There is a basic principle of teaching the young that most professional teachers know and swear by despite all the evidence. Children love to learn. Anyone familiar with child psychology knows this. But to make the love of learning come alive in the classroom takes some thinking and planning by any teacher. If you can excite that love of learning that children express so enthusiastically in the way they play and put it to work for you in the classroom, you can quickly turn a group of squirmy and unwilling children into enthusiastic scholars, often without them even knowing you made the change in them.

A great place to start using something that children are already fascinated by to promote learning is to cash in on their enthusiasm for fossils and dinosaurs. Children can easily get excited about dinosaurs and to take them from a study in these ancient creatures to other forms of study is a smooth transition that can expand their love of learning about dinosaurs into learning about many fields of study.

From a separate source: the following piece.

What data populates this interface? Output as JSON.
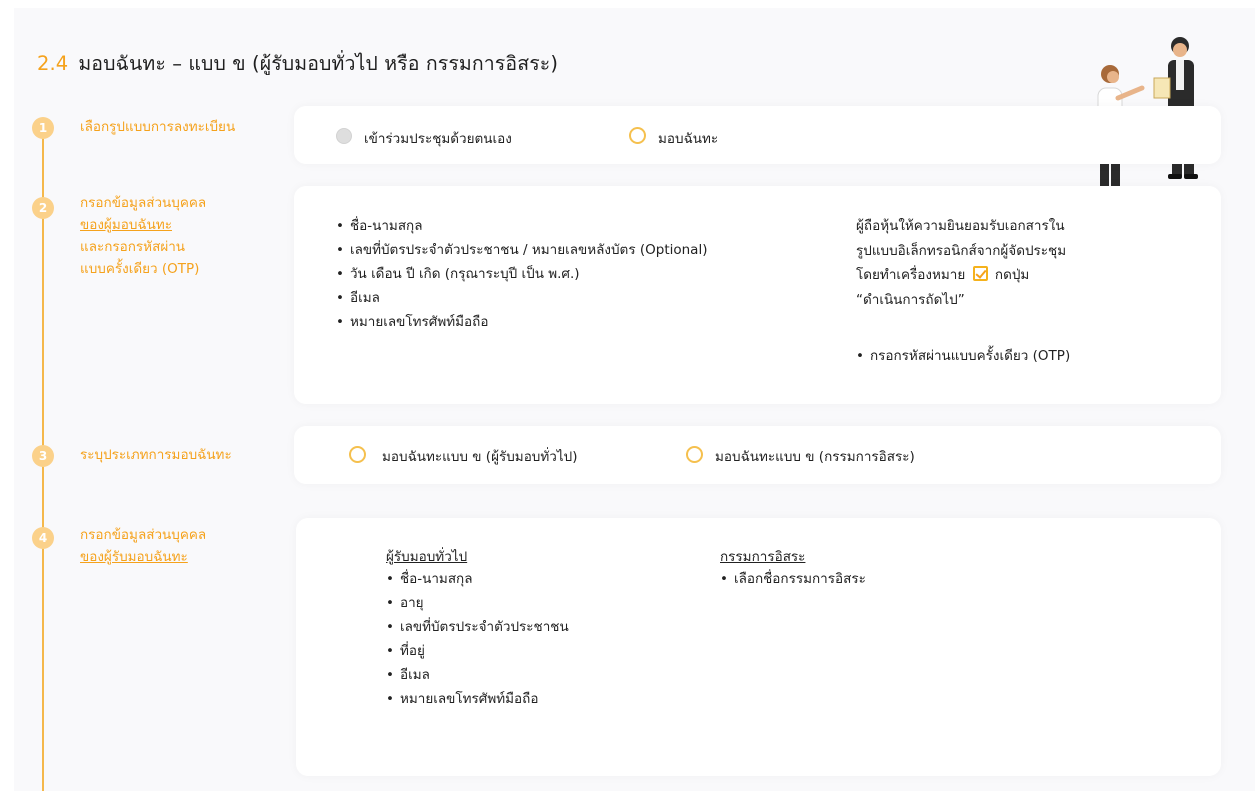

It is really amazing to be around a child who can accurately tell you all about the Brontosaurus or Tyrannosaurus Rex and about what the difference is between the Jurassic period of geological history and the Triassic period or the Paleozoic periods. Many times children or youth will seek out this education because of their fascination with fossils, dinosaurs and paleontology. When they “discover” facts about the ancient past, they will have surfaced a love of history and the methods used to research ancient secrets.

This can easily be used to expand that thrill of discovery to a passion for history that can be used to transform an area of school life from something boring and dry to something exciting and full of fun. Any teacher who had a classroom full of students for history class who had that kind of enthusiasm will have a wonderful time revealing more of history’s mysteries to them.

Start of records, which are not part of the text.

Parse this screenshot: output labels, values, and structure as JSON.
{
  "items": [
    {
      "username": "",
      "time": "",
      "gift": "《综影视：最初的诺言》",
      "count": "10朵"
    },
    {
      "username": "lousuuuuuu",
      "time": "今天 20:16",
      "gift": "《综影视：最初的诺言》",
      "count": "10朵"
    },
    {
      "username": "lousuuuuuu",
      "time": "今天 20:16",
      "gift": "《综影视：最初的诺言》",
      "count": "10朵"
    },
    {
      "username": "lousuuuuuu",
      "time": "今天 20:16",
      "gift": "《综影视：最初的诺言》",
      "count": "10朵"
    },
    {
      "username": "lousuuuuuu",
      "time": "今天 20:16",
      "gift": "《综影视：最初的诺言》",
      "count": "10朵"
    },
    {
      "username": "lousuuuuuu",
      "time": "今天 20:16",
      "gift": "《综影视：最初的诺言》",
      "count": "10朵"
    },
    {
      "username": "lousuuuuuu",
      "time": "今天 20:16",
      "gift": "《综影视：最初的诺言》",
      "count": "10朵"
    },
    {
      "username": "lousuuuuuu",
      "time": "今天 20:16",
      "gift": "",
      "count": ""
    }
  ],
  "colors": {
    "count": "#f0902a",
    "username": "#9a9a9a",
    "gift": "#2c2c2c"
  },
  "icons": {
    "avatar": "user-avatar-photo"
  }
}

Since paleontology and archeology are areas of applied science, many children and young people will become fascinated with the methods and processes a skilled paleontologist will use to find, excavate and preserve fossils that are millions of years old. So the scientific method quickly becomes an important part of that passion which can be connected to other aspects of science including chemistry, math, geology and related studies.

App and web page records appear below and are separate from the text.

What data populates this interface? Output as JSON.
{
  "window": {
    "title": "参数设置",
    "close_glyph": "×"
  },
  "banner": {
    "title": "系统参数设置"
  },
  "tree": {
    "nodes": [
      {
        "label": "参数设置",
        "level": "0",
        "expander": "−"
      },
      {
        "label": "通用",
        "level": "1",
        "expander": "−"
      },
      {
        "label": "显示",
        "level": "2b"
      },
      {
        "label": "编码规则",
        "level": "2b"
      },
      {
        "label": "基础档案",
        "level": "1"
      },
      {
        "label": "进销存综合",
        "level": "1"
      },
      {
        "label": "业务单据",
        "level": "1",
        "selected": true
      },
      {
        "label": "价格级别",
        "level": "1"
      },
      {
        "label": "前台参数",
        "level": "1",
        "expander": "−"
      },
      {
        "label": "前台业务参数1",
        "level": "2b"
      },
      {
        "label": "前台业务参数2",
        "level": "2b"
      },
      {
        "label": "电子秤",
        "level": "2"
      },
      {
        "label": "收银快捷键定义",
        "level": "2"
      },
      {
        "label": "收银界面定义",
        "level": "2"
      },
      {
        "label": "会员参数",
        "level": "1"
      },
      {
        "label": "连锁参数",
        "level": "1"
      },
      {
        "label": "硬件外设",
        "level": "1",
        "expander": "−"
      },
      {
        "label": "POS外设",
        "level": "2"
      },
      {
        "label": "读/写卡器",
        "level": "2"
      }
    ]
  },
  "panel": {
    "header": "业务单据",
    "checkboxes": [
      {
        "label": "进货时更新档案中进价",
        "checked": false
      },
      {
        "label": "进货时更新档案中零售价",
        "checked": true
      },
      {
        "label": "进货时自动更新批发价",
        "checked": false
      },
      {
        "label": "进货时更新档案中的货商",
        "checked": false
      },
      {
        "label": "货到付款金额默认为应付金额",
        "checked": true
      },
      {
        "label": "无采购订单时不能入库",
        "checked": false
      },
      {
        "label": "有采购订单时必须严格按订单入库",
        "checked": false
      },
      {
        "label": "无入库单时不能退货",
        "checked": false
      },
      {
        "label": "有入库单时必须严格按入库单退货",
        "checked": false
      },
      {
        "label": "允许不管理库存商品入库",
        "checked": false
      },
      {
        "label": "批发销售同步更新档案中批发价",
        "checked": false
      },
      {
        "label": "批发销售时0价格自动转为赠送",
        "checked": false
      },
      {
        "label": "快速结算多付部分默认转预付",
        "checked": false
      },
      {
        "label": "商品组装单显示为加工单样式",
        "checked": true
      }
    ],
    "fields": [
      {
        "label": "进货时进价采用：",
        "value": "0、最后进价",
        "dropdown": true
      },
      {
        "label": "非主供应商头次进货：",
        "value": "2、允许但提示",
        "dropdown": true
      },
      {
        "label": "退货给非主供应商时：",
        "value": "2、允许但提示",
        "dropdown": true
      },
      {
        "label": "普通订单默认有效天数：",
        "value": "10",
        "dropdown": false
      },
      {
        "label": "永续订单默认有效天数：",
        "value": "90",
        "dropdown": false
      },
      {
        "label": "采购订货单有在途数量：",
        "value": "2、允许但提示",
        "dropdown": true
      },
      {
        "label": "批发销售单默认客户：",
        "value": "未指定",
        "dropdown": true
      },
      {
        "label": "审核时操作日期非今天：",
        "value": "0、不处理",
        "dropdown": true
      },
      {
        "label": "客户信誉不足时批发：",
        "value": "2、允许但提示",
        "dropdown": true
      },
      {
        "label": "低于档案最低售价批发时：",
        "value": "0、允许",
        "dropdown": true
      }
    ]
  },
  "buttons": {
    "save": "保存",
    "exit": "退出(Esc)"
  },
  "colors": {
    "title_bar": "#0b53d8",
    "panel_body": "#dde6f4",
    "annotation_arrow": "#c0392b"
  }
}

One of the greatest mysteries about the dinosaurs is the question of what led to their destruction. Theories as diverse as a comet hitting the planet to an alien invasion to global climate change (the most likely explanation) all have had their day and continue to be explored by historians and geologists alike. The fact that an entire species that dominated the earth could be destroyed by the environment can make an environmentalist of us all including the very young.

This can birth a love of environmental studies that could become a lifelong passion and perhaps a career of the future. If the teachers of children today can produce scholars of the future using the natural fascination that youth have with fossils and dinosaurs, then we all benefit.